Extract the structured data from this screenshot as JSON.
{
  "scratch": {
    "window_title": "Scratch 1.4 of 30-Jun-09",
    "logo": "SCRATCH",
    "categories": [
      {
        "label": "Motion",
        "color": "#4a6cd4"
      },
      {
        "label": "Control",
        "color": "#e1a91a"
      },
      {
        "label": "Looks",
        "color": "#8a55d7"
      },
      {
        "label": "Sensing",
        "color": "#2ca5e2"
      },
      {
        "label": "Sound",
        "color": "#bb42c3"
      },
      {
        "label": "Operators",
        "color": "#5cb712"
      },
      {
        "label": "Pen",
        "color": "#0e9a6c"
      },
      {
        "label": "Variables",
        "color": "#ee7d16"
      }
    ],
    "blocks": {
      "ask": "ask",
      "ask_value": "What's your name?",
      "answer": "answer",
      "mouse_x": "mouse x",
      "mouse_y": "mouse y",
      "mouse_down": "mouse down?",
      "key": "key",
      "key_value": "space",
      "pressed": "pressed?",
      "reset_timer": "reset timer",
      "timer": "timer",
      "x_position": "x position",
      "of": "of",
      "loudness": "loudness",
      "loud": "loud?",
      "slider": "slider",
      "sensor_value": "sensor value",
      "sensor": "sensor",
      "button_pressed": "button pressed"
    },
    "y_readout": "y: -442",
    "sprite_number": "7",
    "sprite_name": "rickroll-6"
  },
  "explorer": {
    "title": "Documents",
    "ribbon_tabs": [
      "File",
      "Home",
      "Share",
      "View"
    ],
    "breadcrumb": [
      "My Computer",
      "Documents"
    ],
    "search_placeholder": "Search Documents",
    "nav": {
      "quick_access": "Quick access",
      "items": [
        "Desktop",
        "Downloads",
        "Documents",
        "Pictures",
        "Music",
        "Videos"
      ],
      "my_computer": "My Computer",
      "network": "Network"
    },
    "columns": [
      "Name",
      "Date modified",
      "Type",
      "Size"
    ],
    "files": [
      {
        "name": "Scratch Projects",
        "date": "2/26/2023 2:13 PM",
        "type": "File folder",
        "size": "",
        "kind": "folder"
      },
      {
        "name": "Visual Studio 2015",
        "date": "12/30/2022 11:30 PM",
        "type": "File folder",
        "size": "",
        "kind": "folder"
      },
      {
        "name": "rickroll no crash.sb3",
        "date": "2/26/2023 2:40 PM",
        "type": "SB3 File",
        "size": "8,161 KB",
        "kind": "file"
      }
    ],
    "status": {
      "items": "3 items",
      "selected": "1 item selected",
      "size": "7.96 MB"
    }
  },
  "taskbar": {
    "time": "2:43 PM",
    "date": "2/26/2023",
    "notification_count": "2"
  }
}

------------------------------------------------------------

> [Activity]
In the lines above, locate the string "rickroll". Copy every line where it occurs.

> [Response to this exercise]
    "sprite_name": "rickroll-6"
        "name": "rickroll no crash.sb3",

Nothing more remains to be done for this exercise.